> Requirement: The answer is the number of lines in the data that contain the word "right"; give it alone.

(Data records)
----------------------------------------
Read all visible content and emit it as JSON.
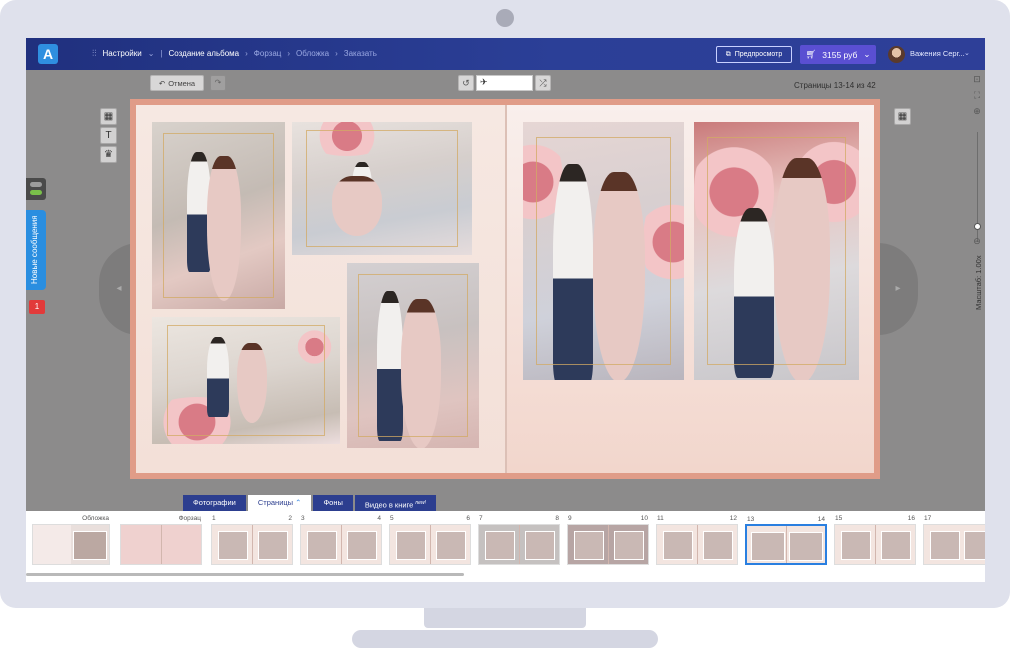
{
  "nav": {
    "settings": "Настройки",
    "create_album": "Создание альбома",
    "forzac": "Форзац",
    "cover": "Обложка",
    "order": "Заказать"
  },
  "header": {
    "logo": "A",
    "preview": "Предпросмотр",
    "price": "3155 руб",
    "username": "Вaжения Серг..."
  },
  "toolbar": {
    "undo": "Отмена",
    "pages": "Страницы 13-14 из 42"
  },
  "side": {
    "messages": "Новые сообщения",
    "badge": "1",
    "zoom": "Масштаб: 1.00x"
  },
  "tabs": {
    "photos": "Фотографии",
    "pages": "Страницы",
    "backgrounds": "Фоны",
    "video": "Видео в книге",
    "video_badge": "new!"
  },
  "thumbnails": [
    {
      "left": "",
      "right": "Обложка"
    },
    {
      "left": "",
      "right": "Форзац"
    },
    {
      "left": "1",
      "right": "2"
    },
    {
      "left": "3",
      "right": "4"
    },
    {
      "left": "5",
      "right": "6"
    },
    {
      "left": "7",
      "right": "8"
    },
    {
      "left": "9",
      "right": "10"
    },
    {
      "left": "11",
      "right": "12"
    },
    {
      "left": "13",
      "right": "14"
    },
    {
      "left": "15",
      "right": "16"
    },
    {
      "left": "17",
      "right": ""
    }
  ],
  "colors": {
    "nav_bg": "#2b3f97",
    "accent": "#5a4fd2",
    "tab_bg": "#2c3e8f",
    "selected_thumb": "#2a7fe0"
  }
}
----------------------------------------
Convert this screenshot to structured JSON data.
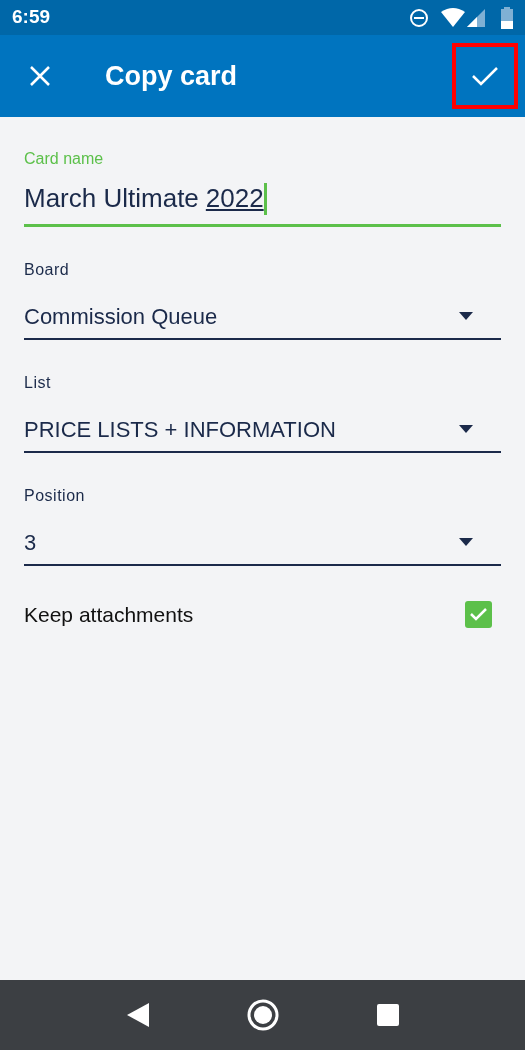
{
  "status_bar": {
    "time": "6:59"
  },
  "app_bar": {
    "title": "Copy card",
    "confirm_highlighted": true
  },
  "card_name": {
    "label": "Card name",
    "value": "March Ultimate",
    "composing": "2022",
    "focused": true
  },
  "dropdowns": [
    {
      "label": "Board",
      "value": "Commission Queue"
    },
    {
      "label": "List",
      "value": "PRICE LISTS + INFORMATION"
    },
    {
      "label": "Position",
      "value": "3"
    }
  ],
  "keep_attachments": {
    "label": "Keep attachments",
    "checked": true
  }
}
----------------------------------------
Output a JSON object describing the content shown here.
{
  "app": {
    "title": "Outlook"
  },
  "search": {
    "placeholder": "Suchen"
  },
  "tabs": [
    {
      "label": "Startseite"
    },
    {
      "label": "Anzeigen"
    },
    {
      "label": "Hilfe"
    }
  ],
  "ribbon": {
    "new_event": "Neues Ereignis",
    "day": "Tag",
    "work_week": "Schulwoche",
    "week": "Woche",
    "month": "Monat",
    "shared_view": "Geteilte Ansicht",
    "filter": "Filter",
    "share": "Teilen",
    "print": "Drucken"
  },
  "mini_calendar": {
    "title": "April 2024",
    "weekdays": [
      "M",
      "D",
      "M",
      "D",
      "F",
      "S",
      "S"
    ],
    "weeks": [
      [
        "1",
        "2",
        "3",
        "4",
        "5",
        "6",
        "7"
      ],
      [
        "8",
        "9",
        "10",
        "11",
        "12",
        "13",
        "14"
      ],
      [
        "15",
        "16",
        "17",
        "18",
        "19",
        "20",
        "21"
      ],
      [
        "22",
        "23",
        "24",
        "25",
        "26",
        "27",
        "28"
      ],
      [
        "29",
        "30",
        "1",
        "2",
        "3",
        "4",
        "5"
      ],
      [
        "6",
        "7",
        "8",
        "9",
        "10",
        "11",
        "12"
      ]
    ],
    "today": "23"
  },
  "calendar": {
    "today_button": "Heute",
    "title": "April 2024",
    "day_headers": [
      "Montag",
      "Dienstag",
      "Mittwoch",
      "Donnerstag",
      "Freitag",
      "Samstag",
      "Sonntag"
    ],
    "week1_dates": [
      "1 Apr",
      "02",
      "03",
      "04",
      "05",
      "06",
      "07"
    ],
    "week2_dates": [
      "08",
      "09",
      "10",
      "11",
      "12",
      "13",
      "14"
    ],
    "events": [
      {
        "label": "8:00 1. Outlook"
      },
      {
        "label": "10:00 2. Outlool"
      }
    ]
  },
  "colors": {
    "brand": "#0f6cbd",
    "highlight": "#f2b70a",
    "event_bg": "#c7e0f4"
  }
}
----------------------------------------
> Answer box: 11